Aim of the task:
Note each line in the data below that holds "JSON", and copy it.

Source material:

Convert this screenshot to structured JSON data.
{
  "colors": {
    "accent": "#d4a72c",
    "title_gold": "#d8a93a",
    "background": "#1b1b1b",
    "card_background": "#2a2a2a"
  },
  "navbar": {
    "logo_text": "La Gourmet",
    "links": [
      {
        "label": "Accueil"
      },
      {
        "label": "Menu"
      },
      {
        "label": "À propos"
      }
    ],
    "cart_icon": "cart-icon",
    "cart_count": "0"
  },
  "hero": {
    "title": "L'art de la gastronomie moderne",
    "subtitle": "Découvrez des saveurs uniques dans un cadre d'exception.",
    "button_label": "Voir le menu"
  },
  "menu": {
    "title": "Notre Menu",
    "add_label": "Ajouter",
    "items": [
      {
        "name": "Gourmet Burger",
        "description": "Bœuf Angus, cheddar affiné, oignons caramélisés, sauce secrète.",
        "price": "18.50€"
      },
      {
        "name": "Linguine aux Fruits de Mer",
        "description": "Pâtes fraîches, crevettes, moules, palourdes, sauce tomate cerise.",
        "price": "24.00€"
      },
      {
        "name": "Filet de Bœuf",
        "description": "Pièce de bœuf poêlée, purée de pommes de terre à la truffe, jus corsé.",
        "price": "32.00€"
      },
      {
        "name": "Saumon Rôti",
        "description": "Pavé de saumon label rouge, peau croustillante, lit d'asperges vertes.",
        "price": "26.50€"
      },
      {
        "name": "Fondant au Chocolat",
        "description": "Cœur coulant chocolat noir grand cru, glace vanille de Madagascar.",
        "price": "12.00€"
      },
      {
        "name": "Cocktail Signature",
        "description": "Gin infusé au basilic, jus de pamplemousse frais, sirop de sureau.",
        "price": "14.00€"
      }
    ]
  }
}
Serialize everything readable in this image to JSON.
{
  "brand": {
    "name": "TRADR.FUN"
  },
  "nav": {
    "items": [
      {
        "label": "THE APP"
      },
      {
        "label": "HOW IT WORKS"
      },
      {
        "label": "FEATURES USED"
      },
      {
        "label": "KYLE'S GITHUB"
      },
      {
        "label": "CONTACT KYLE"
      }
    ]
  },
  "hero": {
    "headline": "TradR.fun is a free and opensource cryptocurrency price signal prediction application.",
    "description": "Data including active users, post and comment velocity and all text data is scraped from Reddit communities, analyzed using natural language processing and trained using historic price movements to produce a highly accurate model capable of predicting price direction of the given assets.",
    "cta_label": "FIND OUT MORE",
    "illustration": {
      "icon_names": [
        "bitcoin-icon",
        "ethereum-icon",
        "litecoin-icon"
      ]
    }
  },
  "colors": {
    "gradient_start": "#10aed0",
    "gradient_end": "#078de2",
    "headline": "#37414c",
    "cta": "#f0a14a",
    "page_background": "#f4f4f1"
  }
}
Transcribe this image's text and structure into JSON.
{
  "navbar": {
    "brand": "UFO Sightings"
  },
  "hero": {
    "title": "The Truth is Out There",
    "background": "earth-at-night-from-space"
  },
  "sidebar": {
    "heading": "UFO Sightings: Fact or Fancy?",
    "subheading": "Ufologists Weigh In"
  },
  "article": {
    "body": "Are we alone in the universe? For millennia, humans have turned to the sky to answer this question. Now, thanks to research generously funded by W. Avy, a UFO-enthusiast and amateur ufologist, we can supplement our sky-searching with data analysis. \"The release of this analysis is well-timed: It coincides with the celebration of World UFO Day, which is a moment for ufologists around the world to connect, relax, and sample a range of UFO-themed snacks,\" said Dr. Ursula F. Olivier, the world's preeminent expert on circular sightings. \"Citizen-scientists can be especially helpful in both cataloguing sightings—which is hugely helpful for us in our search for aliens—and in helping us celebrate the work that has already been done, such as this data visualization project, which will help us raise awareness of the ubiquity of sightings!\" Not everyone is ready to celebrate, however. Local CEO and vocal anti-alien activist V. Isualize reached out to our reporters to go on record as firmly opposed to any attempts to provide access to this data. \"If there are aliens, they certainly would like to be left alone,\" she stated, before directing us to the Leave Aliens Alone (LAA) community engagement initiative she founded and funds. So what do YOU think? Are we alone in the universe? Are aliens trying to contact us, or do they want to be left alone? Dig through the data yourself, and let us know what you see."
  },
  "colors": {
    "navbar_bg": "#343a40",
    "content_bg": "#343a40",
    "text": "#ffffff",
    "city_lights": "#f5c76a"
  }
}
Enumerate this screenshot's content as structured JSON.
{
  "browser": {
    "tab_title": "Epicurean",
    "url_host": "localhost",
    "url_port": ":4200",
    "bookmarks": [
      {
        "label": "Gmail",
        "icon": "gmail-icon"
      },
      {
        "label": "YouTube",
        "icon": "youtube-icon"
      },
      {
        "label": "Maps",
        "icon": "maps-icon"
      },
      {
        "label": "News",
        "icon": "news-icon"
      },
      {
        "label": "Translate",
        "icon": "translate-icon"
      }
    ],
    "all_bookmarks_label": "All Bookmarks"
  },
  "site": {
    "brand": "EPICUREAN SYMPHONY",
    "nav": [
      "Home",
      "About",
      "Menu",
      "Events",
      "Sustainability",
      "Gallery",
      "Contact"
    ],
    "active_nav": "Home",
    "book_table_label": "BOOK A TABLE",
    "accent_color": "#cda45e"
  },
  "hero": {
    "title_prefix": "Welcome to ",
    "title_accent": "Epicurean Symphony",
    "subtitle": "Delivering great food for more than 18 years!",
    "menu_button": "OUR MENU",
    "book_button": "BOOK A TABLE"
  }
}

Your solution:
Convert this screenshot to structured JSON data.
Serialize everything readable in this image to JSON.
Transcribe this image's text and structure into JSON.
Enumerate this screenshot's content as structured JSON.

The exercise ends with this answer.